FX has long been one of the smartest, most progressive television networks in terms of its original series, offering some of the best comedies and dramas currently on TV and embracing original premises and new concepts regularly. Adapting the Coen Brothers’ award-winning 1996 film “Fargo” into a 10-episode “limited series” is the latest intelligent creative endeavor.
FX’s “Fargo” is more than a retelling of the original story, instead offering an all-new “true crime” tale ensconced with similar gallows humor, oddball characters and quirky accents.
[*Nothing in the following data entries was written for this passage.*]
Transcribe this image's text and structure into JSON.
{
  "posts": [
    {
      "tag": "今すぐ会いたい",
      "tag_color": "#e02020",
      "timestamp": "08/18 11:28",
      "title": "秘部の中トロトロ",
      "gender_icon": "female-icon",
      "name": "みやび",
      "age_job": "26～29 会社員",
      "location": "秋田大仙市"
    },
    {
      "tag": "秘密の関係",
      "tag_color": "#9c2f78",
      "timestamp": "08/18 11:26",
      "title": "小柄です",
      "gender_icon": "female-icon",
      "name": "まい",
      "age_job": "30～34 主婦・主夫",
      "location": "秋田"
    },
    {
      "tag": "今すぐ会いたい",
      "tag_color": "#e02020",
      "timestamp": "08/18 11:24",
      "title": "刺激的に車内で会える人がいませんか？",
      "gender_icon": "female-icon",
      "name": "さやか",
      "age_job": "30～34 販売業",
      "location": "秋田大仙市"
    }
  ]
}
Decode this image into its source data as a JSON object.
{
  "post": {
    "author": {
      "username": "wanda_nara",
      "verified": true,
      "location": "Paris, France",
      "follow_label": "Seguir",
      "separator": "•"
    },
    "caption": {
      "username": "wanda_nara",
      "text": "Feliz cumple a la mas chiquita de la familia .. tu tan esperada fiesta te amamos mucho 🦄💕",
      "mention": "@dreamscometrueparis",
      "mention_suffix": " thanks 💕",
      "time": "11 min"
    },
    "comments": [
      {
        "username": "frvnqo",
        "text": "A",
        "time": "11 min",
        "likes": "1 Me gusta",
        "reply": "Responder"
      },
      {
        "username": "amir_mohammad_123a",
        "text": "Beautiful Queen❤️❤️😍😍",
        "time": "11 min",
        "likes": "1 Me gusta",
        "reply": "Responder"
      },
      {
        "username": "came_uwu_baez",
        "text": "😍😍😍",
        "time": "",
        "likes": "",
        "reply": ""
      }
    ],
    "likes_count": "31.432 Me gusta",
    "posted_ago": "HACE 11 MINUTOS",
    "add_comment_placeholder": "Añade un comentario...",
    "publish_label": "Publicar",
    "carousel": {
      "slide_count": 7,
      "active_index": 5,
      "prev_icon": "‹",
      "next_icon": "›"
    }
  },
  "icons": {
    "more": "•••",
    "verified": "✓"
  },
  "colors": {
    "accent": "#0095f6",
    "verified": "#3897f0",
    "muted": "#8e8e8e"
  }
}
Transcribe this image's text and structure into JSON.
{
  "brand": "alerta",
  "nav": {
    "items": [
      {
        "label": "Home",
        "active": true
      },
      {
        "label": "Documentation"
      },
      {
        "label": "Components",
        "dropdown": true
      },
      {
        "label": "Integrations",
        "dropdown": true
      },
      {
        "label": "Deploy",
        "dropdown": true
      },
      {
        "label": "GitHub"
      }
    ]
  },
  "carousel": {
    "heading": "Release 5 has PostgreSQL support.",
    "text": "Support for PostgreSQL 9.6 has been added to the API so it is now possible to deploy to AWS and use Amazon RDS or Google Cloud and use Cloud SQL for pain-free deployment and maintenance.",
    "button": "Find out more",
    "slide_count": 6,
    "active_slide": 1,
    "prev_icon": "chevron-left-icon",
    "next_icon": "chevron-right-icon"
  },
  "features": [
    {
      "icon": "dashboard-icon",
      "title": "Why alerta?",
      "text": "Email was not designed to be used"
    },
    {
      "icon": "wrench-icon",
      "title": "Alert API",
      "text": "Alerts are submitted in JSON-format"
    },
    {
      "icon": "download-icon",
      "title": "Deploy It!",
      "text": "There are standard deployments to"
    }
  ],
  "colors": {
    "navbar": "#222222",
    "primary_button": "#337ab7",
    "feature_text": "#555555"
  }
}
The major difference between the movie and the mini-series is the latter’s more plentiful violence and menacing sensibility.
The main reason the “Fargo” series is darker and more intense is Billy Bob Thorton’s performance as Lorne Malvo, a drifter who rolls into Bemidji, Minnesota, and immediately starts wreaking havoc, mainly on Lester Nygaard (Martin Freeman).
Thorton’s Lorne is basically a wittier and more loquacious version of another iconic Coen Brothers character, Anton Chigurh from “No Country for Old Men.” On the polar opposite of the charisma scale is Freeman’s Lester, who’ll immediately remind viewers of William H. Macy’s character in the original film.
Besides the two leads, there’s a whole world of characters rambling around: Bob Odenkirk as a Bemidji cop, Oliver Platt as the Supermarket King (of Minnesota), Glenn Howerton as an uber-tanned moron and Kate Walsh as a stripper-turned-trophy-wife.
Other characters are, like Lester, clearly inspired by folks from the film; Colin Hanks and Allison Tolman filling in as Frances McDormand’s indelible Marge Gunderson, and Adam Goldberg and Russell Harvard are essentially Steve Buscemi and Peter Stormare’s partners-in-crime.
“Fargo” features serious violence and machinations in the first four episodes, but writer Noah Hawley also infuses some great eccentric humor. Hawley really has done an admirable job in mirroring the film’s tone.
If you’ve seen (and surely enjoyed) the original film, this “Fargo” will be quite entertaining, especially in its sly references. If you’ve never seen it, you’ll find “Fargo” weird, darkly comic and still quite entertaining.
Photo courtesy FX